I’ve not quite finished. A couple of months back I examined the results from Challenge Roth – retrieved far more easily, complete with splits – to look at the relationship between bike and run performance across the field. I was interested to see if that data backed up the notion that age groupers who bike too hard pay a price on the run. My initial conclusion at the time was shockingly that faster athletes are faster. Scatter graphs from Roth results (below) show the distribution between splits in swim, bike and run with overall times and gave a hint towards the degree of correlation.
Each comparison has a trend line in red giving an indication of the kind of relationship; in each case faster finish times come from faster splits. Faster athletes go faster. The degree of scatter around the best fit line gives some indication as to the strength of the correlation; for example, in Roth, any correlation between swim performance and finish time is weaker than any correlation between run performance and finish time. Not that correlation is necessarily cause. Unsurprisingly repeating the process for Kona shows similar results.
Faster athletes are faster at the World Championship too. The relationship seems a little tighter too – less dispersal when comparing swim times and finish times, or run times against bike times. Perhaps the result of the selective entry criteria for the majority of athletes: qualification removes the weakest swimmers, cyclists and runners. Having to qualify means that you cannot afford to have a genuinely weak discipline, there is variance, but in relative terms these athletes are quite balanced.
If we only consider the fastest athletes, which I’ll take to mean those going under 10 hours, then the relationships between the disciplines are remarkably similar for both races. Roth is faster, it is easier to break 10 hours there, but both have a high standard of fast athletes. As the chart below shows, in Kona the sub-10 athletes are again balanced. Notably the swim distribution is more tightly packed than for the equivalent athletes at Roth, selection at play once more or perhaps a side effect of the mass start. Perhaps it’s worth reflecting that the mass start may improve drafting opportunities during the swim and unfortunately increase the impact of drafting on the bike, we might expect both to lead to a tighter distribution of splits.
In my previous examination of the bike-run relationship I didn’t stop here, I attempted to find better evidence that a hard bike often leads to a slow run. Bear with me. I divided finishers into groups by percentage – 10% brackets from fastest to slowest, and then calculated the average bike splits for the fastest runners (top 25% of run splits in the group), slowest runners (bottom 25%) and the whole group. The idea being that if a hard bike leads to slower run we would expect to fine that the slowest runners tended to ride faster than the group average and the fastest runner tended to ride slower. Which is exactly what the data showed for Roth. Would I call it proof? No, but it offered a little support for a long held belief.
For Kona I’ve slightly altered my approach, dividing the field into fixed 30 minute blocks (with the exception of those going sub-9 who are grouped together). While the percentage approach ensured each group of finishers was of equal size, fixed finish times perhaps ensures groups contain a more comparable set of athletes. The results are in the graph below (you can also see a table of the data here)

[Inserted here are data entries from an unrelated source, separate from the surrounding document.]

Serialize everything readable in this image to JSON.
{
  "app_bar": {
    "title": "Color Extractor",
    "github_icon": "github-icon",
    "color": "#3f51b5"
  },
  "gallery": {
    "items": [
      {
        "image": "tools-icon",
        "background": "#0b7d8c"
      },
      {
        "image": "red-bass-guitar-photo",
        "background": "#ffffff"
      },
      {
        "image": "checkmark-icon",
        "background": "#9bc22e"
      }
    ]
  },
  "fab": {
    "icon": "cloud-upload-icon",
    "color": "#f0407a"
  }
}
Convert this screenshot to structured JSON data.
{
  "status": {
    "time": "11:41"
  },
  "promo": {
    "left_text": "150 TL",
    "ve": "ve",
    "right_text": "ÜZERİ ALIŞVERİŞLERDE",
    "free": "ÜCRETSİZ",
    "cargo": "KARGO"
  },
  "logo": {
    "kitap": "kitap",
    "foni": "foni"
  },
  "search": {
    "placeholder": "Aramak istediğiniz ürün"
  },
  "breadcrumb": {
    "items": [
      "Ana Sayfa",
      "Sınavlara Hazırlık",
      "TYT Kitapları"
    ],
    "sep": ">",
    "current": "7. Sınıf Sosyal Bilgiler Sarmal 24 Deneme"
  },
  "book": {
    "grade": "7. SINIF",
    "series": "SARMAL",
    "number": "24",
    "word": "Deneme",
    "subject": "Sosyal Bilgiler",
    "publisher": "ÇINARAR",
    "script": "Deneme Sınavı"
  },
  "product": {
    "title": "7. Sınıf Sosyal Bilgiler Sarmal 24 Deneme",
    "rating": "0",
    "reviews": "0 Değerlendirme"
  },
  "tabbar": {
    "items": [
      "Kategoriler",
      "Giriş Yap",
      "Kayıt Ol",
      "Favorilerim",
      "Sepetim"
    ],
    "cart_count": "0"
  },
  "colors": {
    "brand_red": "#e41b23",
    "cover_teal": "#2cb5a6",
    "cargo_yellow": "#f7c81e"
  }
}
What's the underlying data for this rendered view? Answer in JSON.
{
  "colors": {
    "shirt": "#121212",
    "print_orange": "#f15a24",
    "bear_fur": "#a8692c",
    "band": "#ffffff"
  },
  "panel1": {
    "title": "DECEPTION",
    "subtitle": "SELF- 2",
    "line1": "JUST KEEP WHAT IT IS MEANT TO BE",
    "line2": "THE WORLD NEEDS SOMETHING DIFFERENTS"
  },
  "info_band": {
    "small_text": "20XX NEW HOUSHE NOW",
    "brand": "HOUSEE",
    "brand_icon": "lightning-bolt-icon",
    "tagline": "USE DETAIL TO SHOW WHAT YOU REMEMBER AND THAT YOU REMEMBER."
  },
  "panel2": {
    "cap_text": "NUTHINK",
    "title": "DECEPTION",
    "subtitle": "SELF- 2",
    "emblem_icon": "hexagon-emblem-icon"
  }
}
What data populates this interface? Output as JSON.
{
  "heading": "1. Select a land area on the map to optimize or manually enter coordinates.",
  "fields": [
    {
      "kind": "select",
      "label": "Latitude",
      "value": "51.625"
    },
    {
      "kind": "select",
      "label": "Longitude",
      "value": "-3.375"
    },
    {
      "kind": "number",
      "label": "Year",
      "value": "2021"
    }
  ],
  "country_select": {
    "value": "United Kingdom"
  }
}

As was the case in Roth the fastest runners have slower bike splits and the slower runners have faster bike splits; and as with Roth the question remains as to whether this is indicative of a relationship. It is worth noting that in the Sub-9 group, mostly male pros, there is little difference between the group average bike and the fastest runners’ average bike split, but as we spread back in the field the gap opens up. Also the faster an athletes finish time the smaller the difference between bike performance for different runners, a reflection of overall fitness and possibly better pace awareness. Of course swim and transitions being equal an athlete who runs 3:15 to finish in 9:45 must have biked more slowly than an athlete who runs 3:20 to finish in 9:45. As I said – this is not proof, more a potential indication. But if it is the case that those slower runners are biking too hard, the data shows that what they typically gain on the bike they more than lose during the run; their bike may be 5 minutes faster than the group average, but their run is 10 minutes slower.
Conclusions? The patterns I previously saw in the Roth results seem to be present in the Kona data, if there are differences then Kona is – questionably – more tightly bunched. Perhaps a subtle consequence of a mass start versus waves and the greater drafting and bunching opportunities that followed it, but equally potentially a reflection of the selective qualification process. Needless to say it remains the case that the fastest athletes are all round faster and that working too hard on the bike may really make you pay on the run.
From nutrition to pacing - a collection of CoachCox blog posts focused specifically on Ironman training and racing.